Excerpts from an interface dataset
↓↓↓

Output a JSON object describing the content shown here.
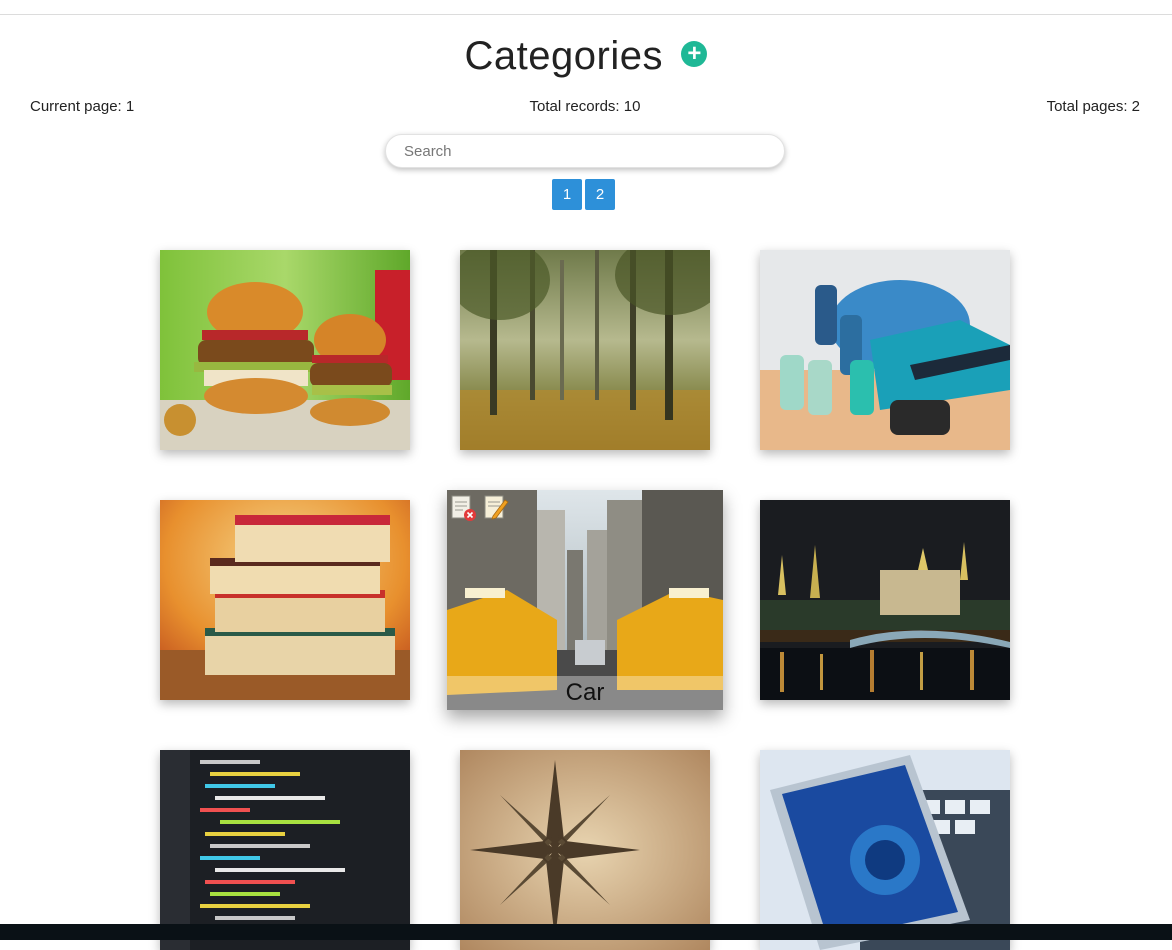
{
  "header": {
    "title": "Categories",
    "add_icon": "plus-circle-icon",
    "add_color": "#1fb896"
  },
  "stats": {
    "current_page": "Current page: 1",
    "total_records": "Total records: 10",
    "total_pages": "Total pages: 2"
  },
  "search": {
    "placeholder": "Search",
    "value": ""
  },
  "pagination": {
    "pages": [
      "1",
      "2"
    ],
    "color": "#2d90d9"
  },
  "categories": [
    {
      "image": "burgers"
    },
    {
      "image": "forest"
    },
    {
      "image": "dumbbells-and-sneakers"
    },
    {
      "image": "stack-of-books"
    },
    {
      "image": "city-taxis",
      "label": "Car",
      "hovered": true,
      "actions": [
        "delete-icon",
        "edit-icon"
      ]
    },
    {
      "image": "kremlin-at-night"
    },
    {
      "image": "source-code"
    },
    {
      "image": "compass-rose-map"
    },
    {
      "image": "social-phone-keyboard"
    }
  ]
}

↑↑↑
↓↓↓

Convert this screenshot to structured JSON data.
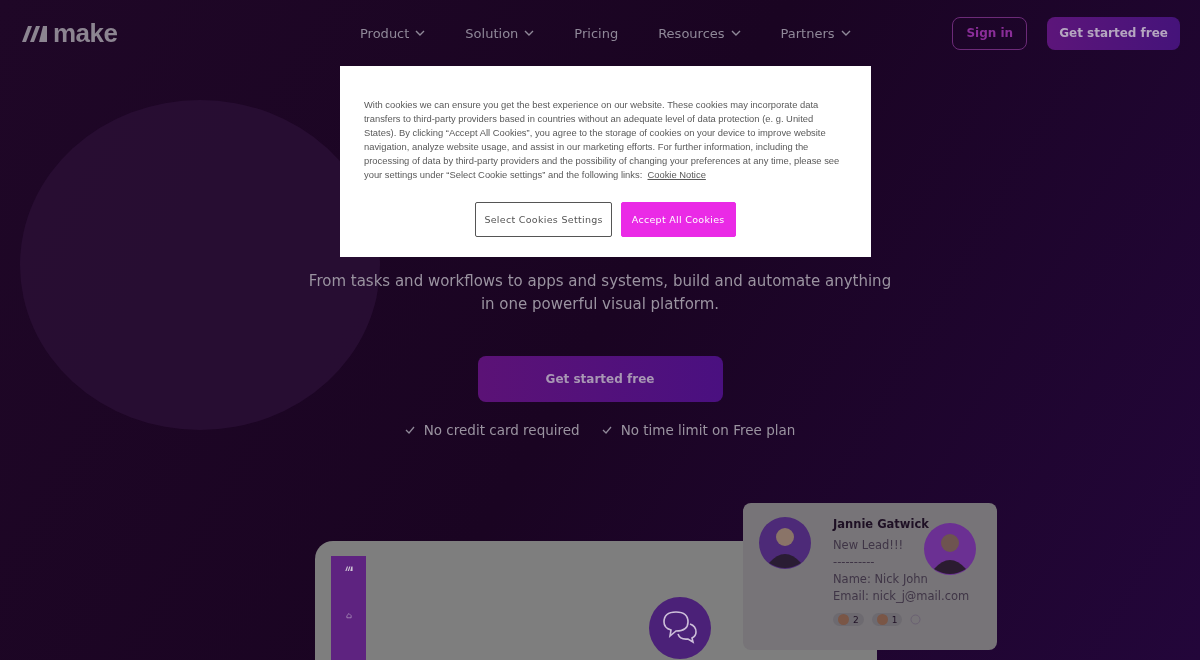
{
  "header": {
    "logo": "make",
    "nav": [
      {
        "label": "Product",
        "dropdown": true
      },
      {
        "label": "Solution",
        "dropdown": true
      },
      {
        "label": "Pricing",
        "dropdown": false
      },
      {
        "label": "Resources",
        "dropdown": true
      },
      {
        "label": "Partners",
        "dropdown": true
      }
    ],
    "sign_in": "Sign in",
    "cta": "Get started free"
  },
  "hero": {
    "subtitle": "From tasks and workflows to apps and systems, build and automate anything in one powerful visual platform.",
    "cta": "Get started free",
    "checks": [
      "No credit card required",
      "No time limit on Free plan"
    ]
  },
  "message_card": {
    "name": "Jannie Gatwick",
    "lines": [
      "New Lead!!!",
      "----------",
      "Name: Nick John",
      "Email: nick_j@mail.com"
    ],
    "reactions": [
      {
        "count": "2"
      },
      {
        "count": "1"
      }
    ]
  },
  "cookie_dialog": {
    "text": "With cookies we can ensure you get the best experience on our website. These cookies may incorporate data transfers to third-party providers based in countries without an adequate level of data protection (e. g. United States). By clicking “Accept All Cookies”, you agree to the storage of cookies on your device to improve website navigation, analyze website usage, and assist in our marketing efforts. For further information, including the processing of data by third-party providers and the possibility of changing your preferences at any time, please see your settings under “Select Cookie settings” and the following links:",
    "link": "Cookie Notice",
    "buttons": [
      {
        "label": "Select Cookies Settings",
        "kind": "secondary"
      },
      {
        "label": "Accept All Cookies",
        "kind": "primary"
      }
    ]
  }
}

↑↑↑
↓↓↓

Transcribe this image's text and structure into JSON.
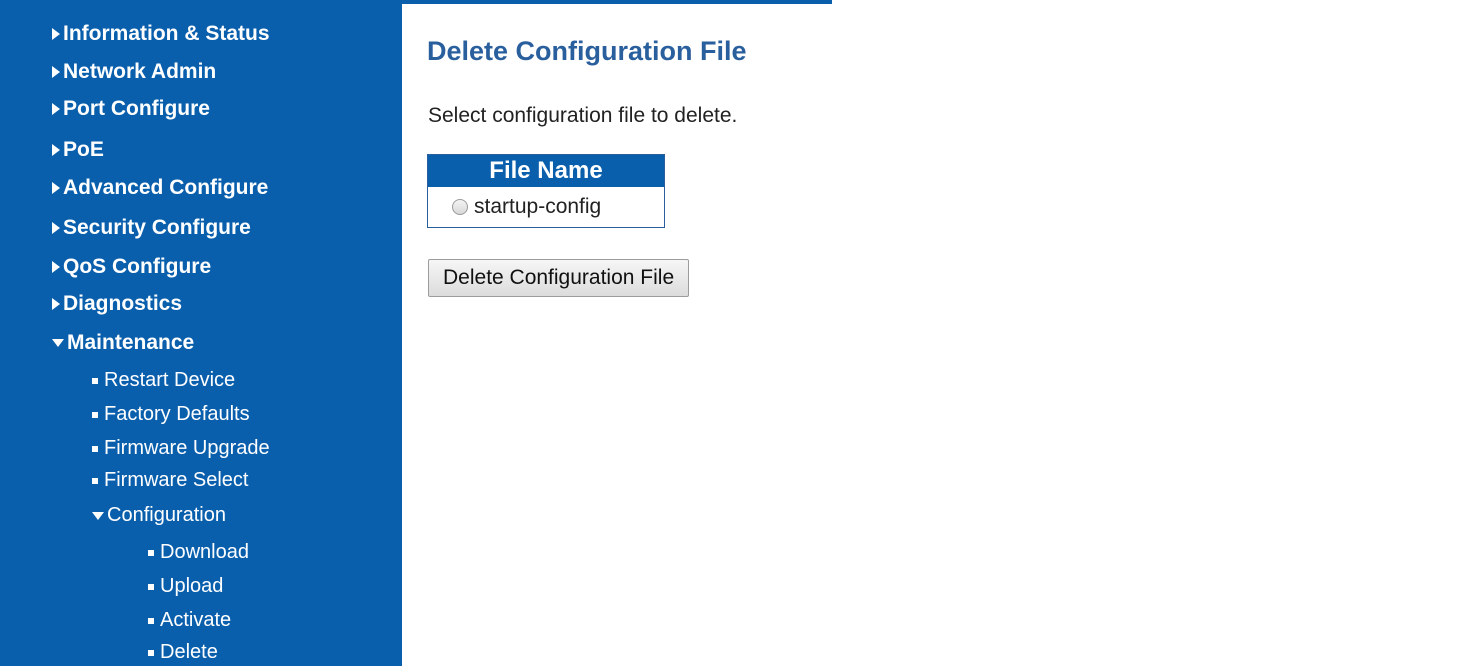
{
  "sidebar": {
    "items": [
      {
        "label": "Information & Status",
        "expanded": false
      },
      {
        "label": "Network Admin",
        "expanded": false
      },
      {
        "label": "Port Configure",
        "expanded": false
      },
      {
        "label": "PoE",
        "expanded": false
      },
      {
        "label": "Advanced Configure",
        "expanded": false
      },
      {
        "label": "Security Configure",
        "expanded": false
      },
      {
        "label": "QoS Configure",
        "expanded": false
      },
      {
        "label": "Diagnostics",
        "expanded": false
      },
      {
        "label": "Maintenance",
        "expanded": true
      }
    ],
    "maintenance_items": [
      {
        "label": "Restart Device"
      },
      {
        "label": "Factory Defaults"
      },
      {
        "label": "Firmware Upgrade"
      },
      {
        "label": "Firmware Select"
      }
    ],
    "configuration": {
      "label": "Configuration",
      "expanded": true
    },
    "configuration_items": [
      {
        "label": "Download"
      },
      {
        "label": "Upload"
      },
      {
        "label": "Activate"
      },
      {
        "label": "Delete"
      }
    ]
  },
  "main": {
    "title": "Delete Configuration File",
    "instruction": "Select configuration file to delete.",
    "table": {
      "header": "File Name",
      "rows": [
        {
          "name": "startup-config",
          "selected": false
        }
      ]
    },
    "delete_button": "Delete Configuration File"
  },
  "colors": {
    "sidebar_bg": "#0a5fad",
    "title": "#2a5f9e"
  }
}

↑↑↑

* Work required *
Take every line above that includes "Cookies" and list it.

* Problem solution *
    "text": "With cookies we can ensure you get the best experience on our website. These cookies may incorporate data transfers to third-party providers based in countries without an adequate level of data protection (e. g. United States). By clicking “Accept All Cookies”, you agree to the storage of cookies on your device to improve website navigation, analyze website usage, and assist in our marketing efforts. For further information, including the processing of data by third-party providers and the possibility of changing your preferences at any time, please see your settings under “Select Cookie settings” and the following links:",
        "label": "Select Cookies Settings",
        "label": "Accept All Cookies",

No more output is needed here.